Source data:
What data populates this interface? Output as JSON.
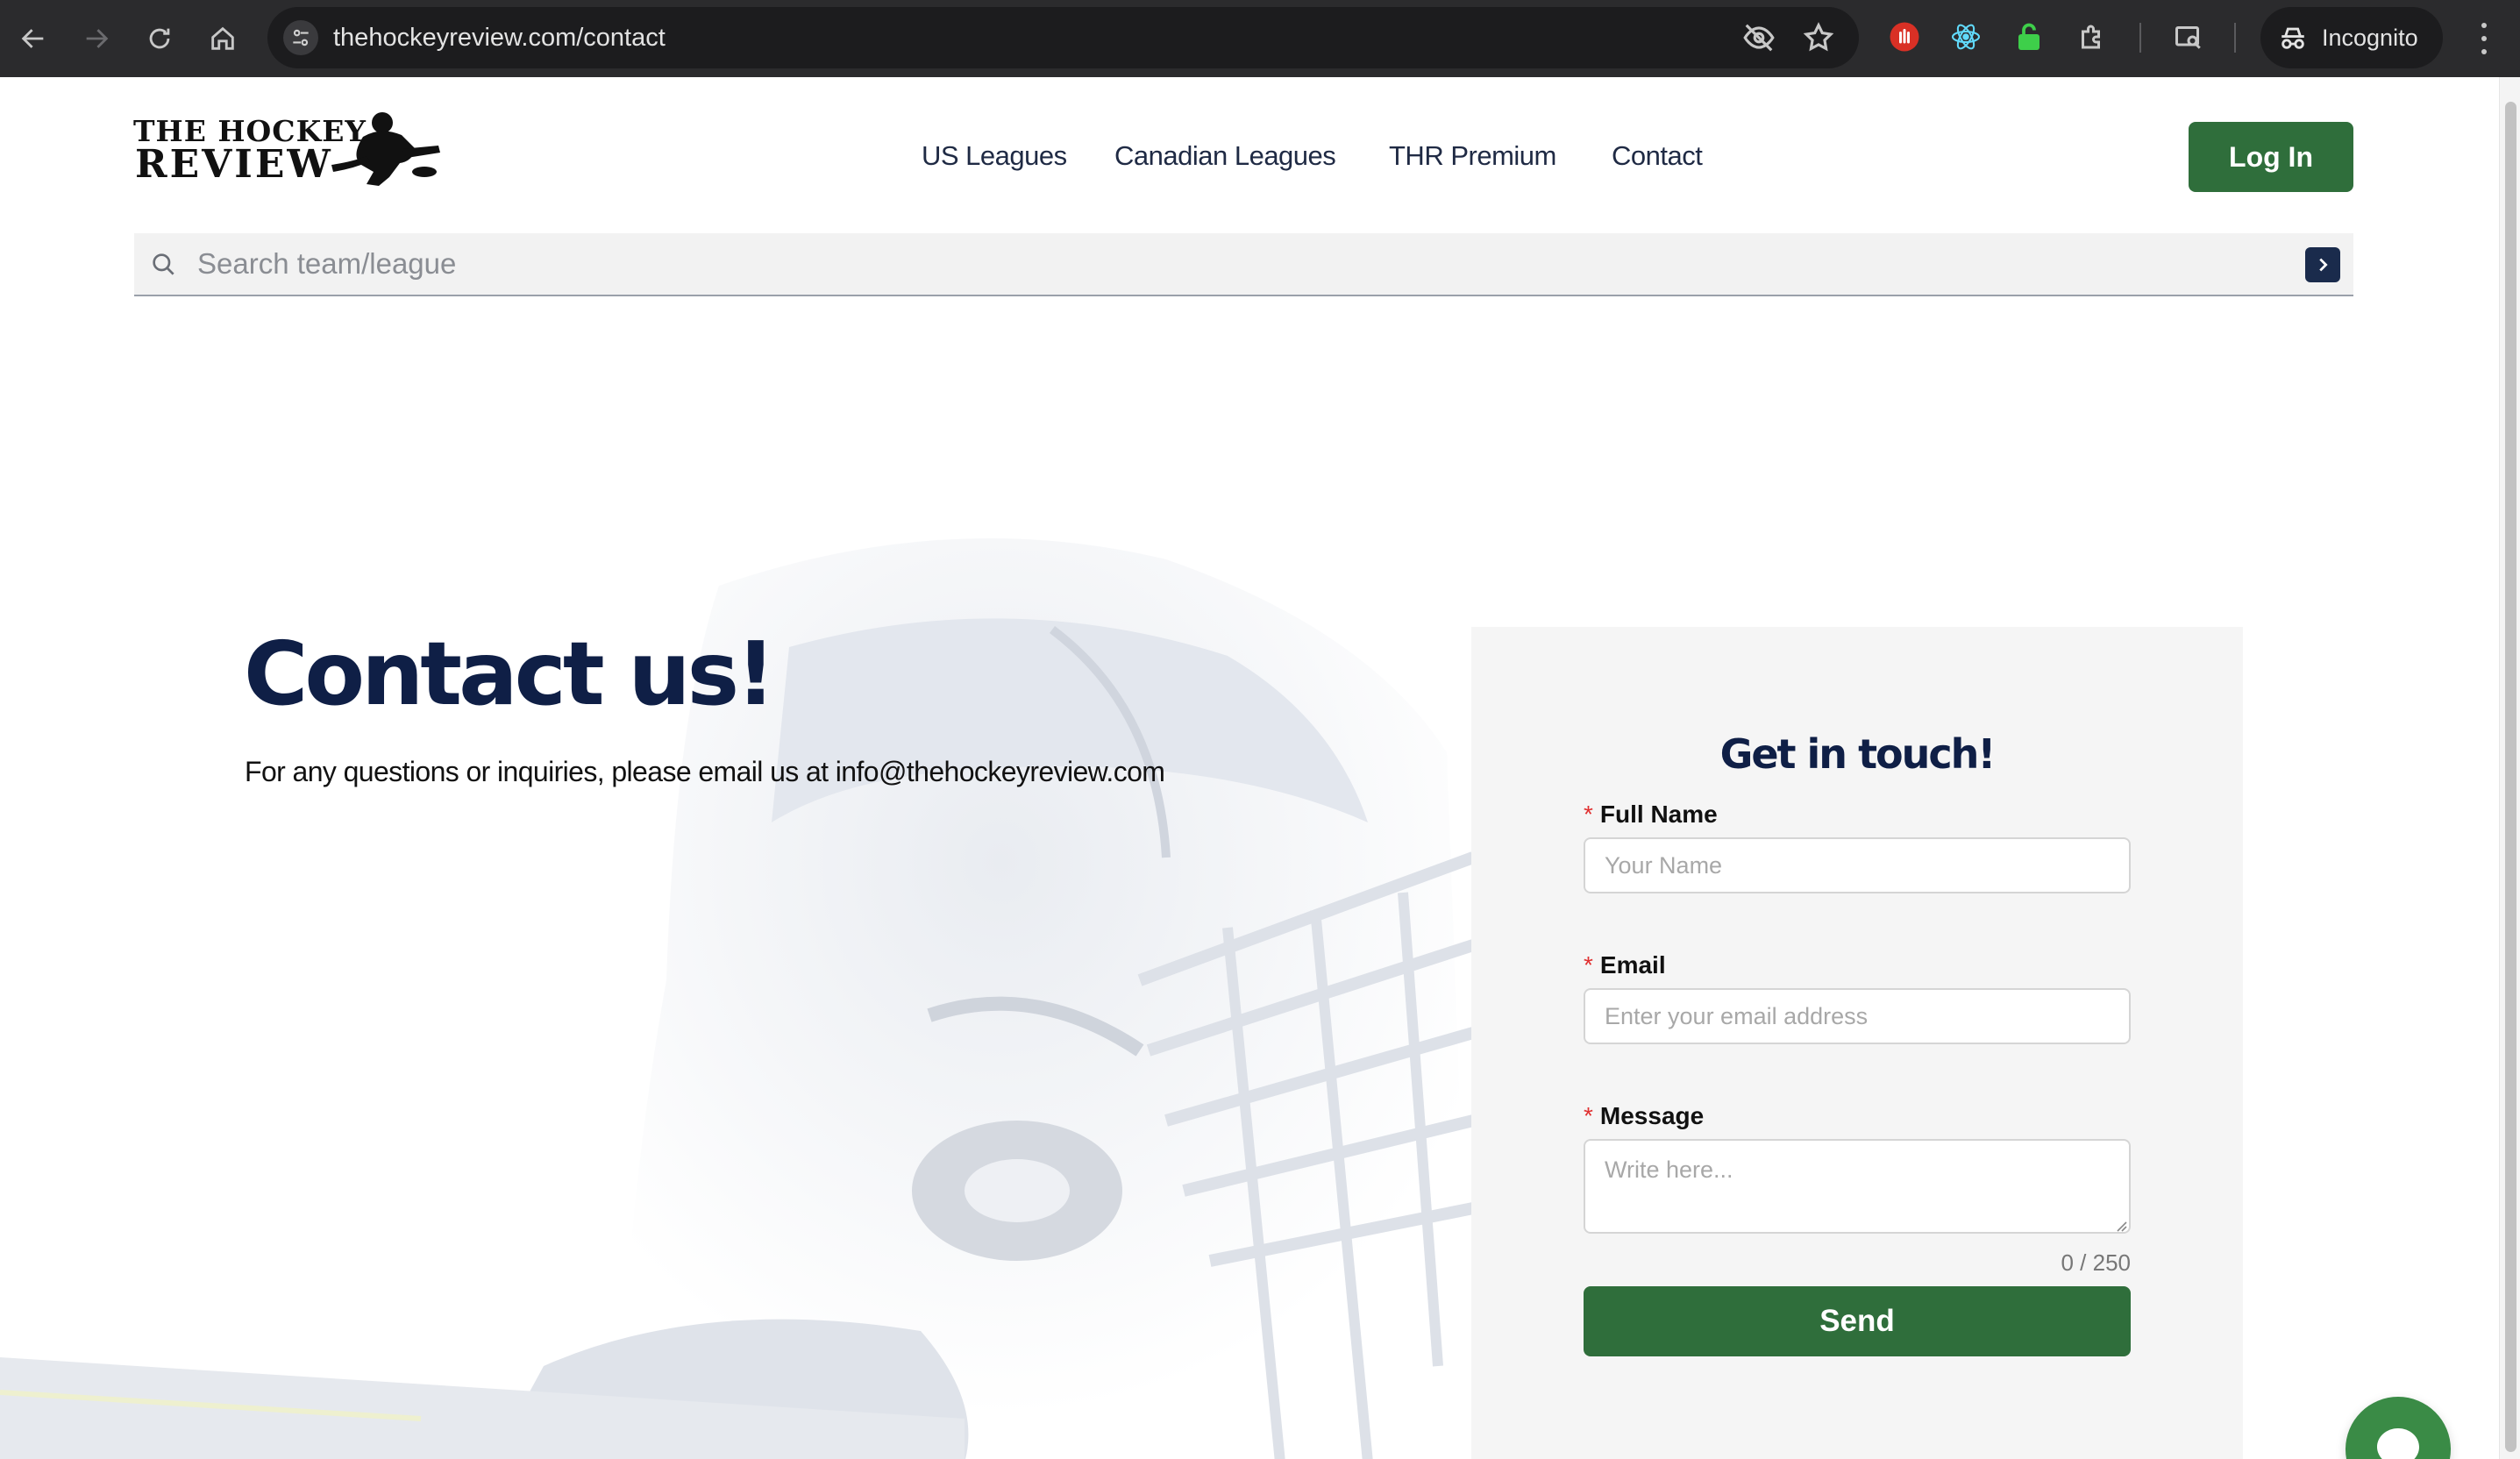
{
  "browser": {
    "url": "thehockeyreview.com/contact",
    "profile_label": "Incognito",
    "icons": [
      "back-icon",
      "forward-icon",
      "reload-icon",
      "home-icon",
      "site-settings-icon",
      "eye-off-icon",
      "star-icon",
      "extension-hand-icon",
      "extension-react-icon",
      "extension-lock-icon",
      "puzzle-icon",
      "tab-search-icon",
      "incognito-icon",
      "more-icon"
    ]
  },
  "site": {
    "logo_line1": "THE HOCKEY",
    "logo_line2": "REVIEW",
    "nav": [
      {
        "label": "US Leagues"
      },
      {
        "label": "Canadian Leagues"
      },
      {
        "label": "THR Premium"
      },
      {
        "label": "Contact"
      }
    ],
    "login_label": "Log In",
    "search_placeholder": "Search team/league",
    "accent_green": "#2f6e3b",
    "navy": "#0f1f46"
  },
  "hero": {
    "title": "Contact us!",
    "description": "For any questions or inquiries, please email us at info@thehockeyreview.com"
  },
  "form": {
    "title": "Get in touch!",
    "required_mark": "*",
    "name_label": "Full Name",
    "name_placeholder": "Your Name",
    "email_label": "Email",
    "email_placeholder": "Enter your email address",
    "message_label": "Message",
    "message_placeholder": "Write here...",
    "counter": "0 / 250",
    "send_label": "Send"
  }
}
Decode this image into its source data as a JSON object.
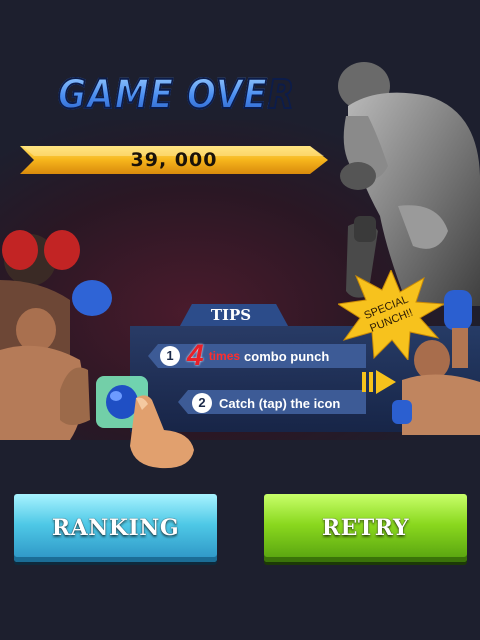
{
  "game": {
    "title": "GAME OVER",
    "score": "39, 000"
  },
  "tips": {
    "label": "TIPS",
    "items": [
      {
        "number": "1",
        "highlight": "4",
        "highlight_word": "times",
        "text": "combo punch"
      },
      {
        "number": "2",
        "text": "Catch (tap) the icon"
      }
    ],
    "burst_line1": "SPECIAL",
    "burst_line2": "PUNCH!!"
  },
  "buttons": {
    "ranking": "RANKING",
    "retry": "RETRY"
  },
  "colors": {
    "background": "#1d1f2e",
    "ribbon": "#f6b51c",
    "ranking": "#4ec8e6",
    "retry": "#8ad81e",
    "tips_panel": "#1e3358"
  }
}
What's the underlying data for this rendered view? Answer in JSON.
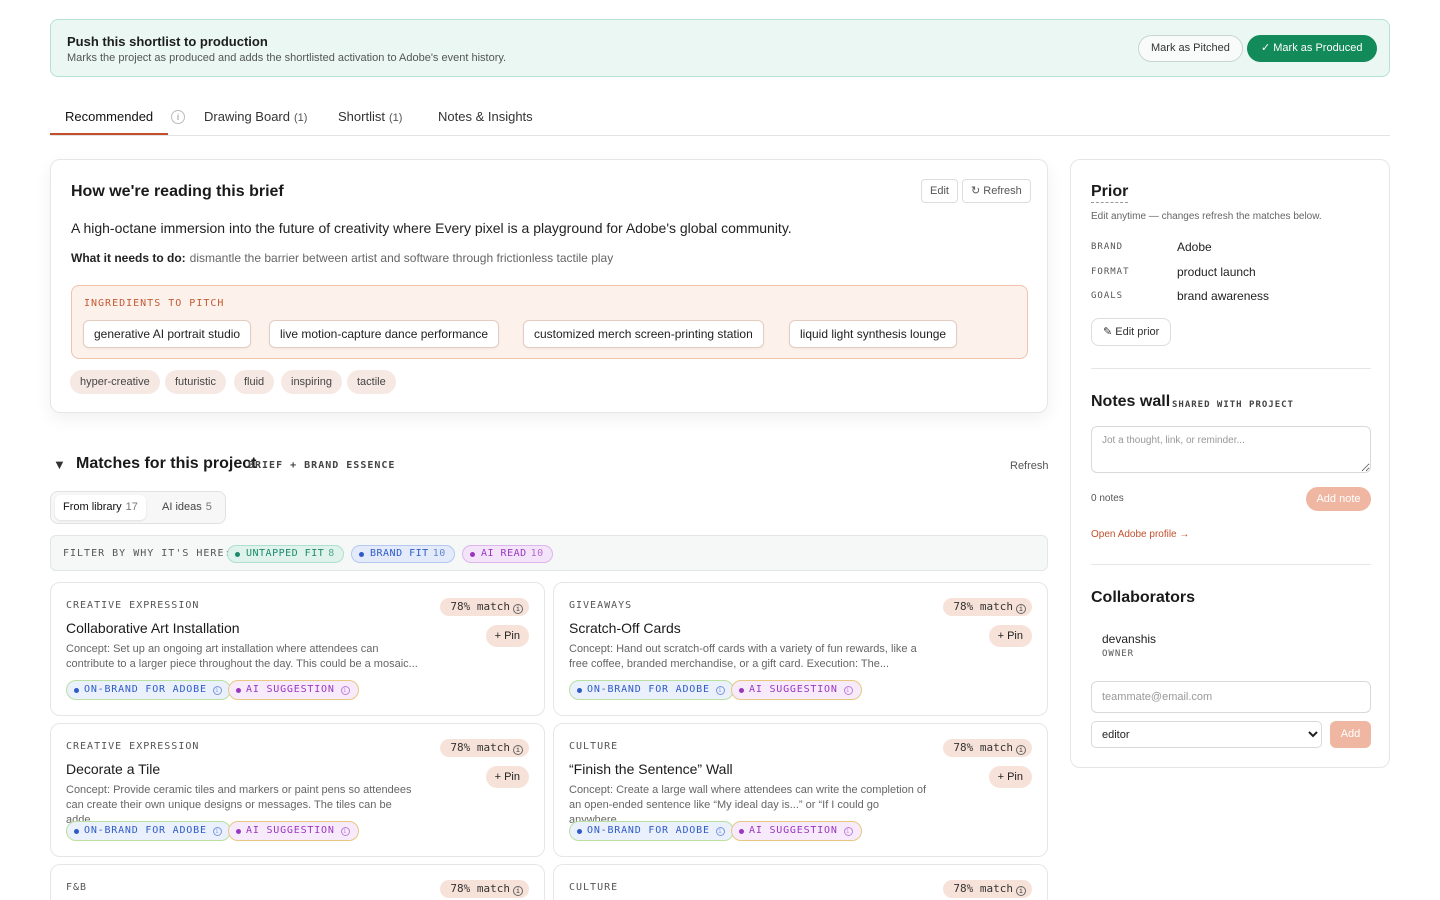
{
  "banner": {
    "title": "Push this shortlist to production",
    "subtitle": "Marks the project as produced and adds the shortlisted activation to Adobe's event history.",
    "pitched_label": "Mark as Pitched",
    "produced_label": "✓ Mark as Produced"
  },
  "tabs": [
    {
      "label": "Recommended",
      "count": "",
      "active": true
    },
    {
      "label": "Drawing Board",
      "count": "(1)"
    },
    {
      "label": "Shortlist",
      "count": "(1)"
    },
    {
      "label": "Notes & Insights",
      "count": ""
    }
  ],
  "tab_info_glyph": "i",
  "brief": {
    "title": "How we're reading this brief",
    "edit_label": "Edit",
    "refresh_label": "↻ Refresh",
    "lead": "A high-octane immersion into the future of creativity where Every pixel is a playground for Adobe's global community.",
    "need_label": "What it needs to do:",
    "need_text": "dismantle the barrier between artist and software through frictionless tactile play",
    "ingredients_label": "INGREDIENTS TO PITCH",
    "ingredients": [
      "generative AI portrait studio",
      "live motion-capture dance performance",
      "customized merch screen-printing station",
      "liquid light synthesis lounge"
    ],
    "tones": [
      "hyper-creative",
      "futuristic",
      "fluid",
      "inspiring",
      "tactile"
    ]
  },
  "matches": {
    "caret": "▼",
    "title": "Matches for this project",
    "subtitle": "BRIEF + BRAND ESSENCE",
    "refresh_label": "Refresh",
    "segments": [
      {
        "label": "From library",
        "count": "17",
        "active": true
      },
      {
        "label": "AI ideas",
        "count": "5"
      }
    ],
    "filter_label": "FILTER BY WHY IT'S HERE:",
    "filters": [
      {
        "label": "UNTAPPED FIT",
        "count": "8",
        "color": "#1a8a6a"
      },
      {
        "label": "BRAND FIT",
        "count": "10",
        "color": "#2e5bc7"
      },
      {
        "label": "AI READ",
        "count": "10",
        "color": "#9a36c0"
      }
    ],
    "cards": [
      {
        "category": "CREATIVE EXPRESSION",
        "match": "78% match",
        "title": "Collaborative Art Installation",
        "desc": "Concept: Set up an ongoing art installation where attendees can contribute to a larger piece throughout the day. This could be a mosaic..."
      },
      {
        "category": "GIVEAWAYS",
        "match": "78% match",
        "title": "Scratch-Off Cards",
        "desc": "Concept: Hand out scratch-off cards with a variety of fun rewards, like a free coffee, branded merchandise, or a gift card. Execution: The..."
      },
      {
        "category": "CREATIVE EXPRESSION",
        "match": "78% match",
        "title": "Decorate a Tile",
        "desc": "Concept: Provide ceramic tiles and markers or paint pens so attendees can create their own unique designs or messages. The tiles can be adde..."
      },
      {
        "category": "CULTURE",
        "match": "78% match",
        "title": "“Finish the Sentence” Wall",
        "desc": "Concept: Create a large wall where attendees can write the completion of an open-ended sentence like “My ideal day is...” or “If I could go anywhere..."
      },
      {
        "category": "F&B",
        "match": "78% match",
        "title": "",
        "desc": ""
      },
      {
        "category": "CULTURE",
        "match": "78% match",
        "title": "",
        "desc": ""
      }
    ],
    "pin_label": "+ Pin",
    "tag_brand": "ON-BRAND FOR ADOBE",
    "tag_ai": "AI SUGGESTION",
    "info_glyph": "i"
  },
  "prior": {
    "title": "Prior",
    "subtitle": "Edit anytime — changes refresh the matches below.",
    "fields": [
      {
        "key": "BRAND",
        "value": "Adobe"
      },
      {
        "key": "FORMAT",
        "value": "product launch"
      },
      {
        "key": "GOALS",
        "value": "brand awareness"
      }
    ],
    "edit_label": "✎ Edit prior"
  },
  "notes": {
    "title": "Notes wall",
    "subtitle": "SHARED WITH PROJECT",
    "placeholder": "Jot a thought, link, or reminder...",
    "count": "0 notes",
    "add_label": "Add note",
    "profile_link": "Open Adobe profile →"
  },
  "collaborators": {
    "title": "Collaborators",
    "members": [
      {
        "name": "devanshis",
        "role": "OWNER"
      }
    ],
    "email_placeholder": "teammate@email.com",
    "role_value": "editor",
    "add_label": "Add"
  },
  "colors": {
    "accent": "#c2502c",
    "produced": "#138a5a",
    "pin_bg": "#f7e2d9"
  }
}
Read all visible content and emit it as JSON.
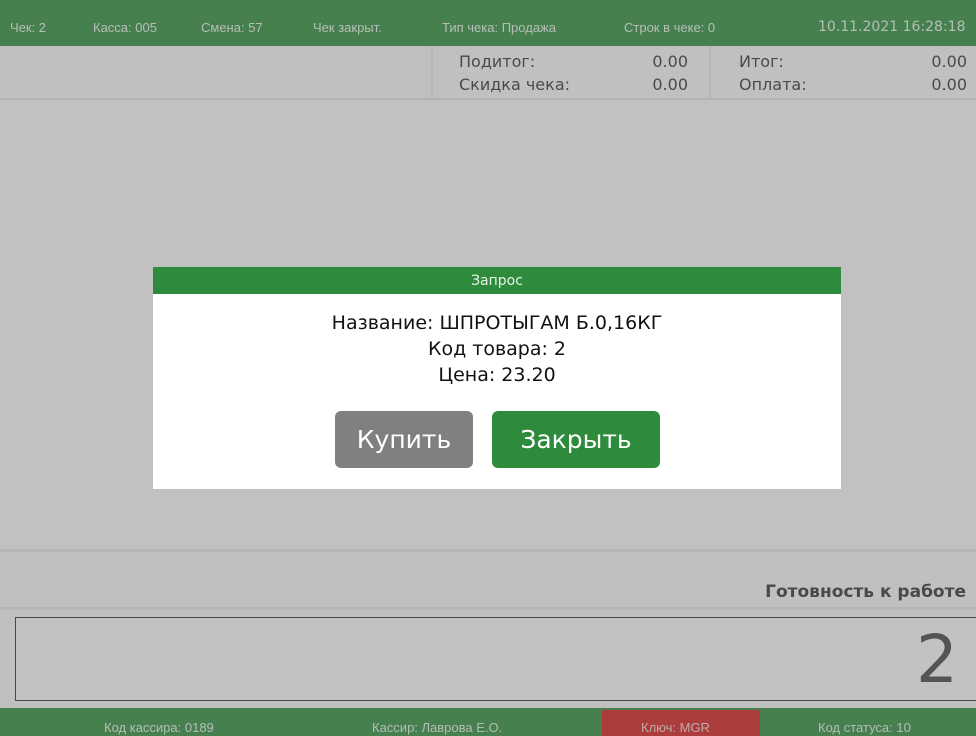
{
  "topbar": {
    "check": "Чек: 2",
    "register": "Касса: 005",
    "shift": "Смена: 57",
    "check_state": "Чек закрыт.",
    "check_type": "Тип чека: Продажа",
    "lines": "Строк в чеке: 0",
    "datetime": "10.11.2021 16:28:18"
  },
  "totals": {
    "subtotal_label": "Подитог:",
    "subtotal_value": "0.00",
    "discount_label": "Скидка чека:",
    "discount_value": "0.00",
    "total_label": "Итог:",
    "total_value": "0.00",
    "payment_label": "Оплата:",
    "payment_value": "0.00"
  },
  "status": {
    "ready_text": "Готовность к работе"
  },
  "display": {
    "value": "2"
  },
  "bottombar": {
    "cashier_code": "Код кассира: 0189",
    "cashier": "Кассир: Лаврова Е.О.",
    "key": "Ключ: MGR",
    "status_code": "Код статуса: 10"
  },
  "modal": {
    "title": "Запрос",
    "line_name": "Название: ШПРОТЫГАМ Б.0,16КГ",
    "line_code": "Код товара: 2",
    "line_price": "Цена: 23.20",
    "buy_label": "Купить",
    "close_label": "Закрыть"
  },
  "colors": {
    "brand_green": "#2e8b3c",
    "button_gray": "#808080",
    "key_red": "#d42020"
  }
}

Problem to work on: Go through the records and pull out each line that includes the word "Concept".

Expected answer:
        "desc": "Concept: Set up an ongoing art installation where attendees can contribute to a larger piece throughout the day. This could be a mosaic..."
        "desc": "Concept: Hand out scratch-off cards with a variety of fun rewards, like a free coffee, branded merchandise, or a gift card. Execution: The..."
        "desc": "Concept: Provide ceramic tiles and markers or paint pens so attendees can create their own unique designs or messages. The tiles can be adde..."
        "desc": "Concept: Create a large wall where attendees can write the completion of an open-ended sentence like “My ideal day is...” or “If I could go anywhere..."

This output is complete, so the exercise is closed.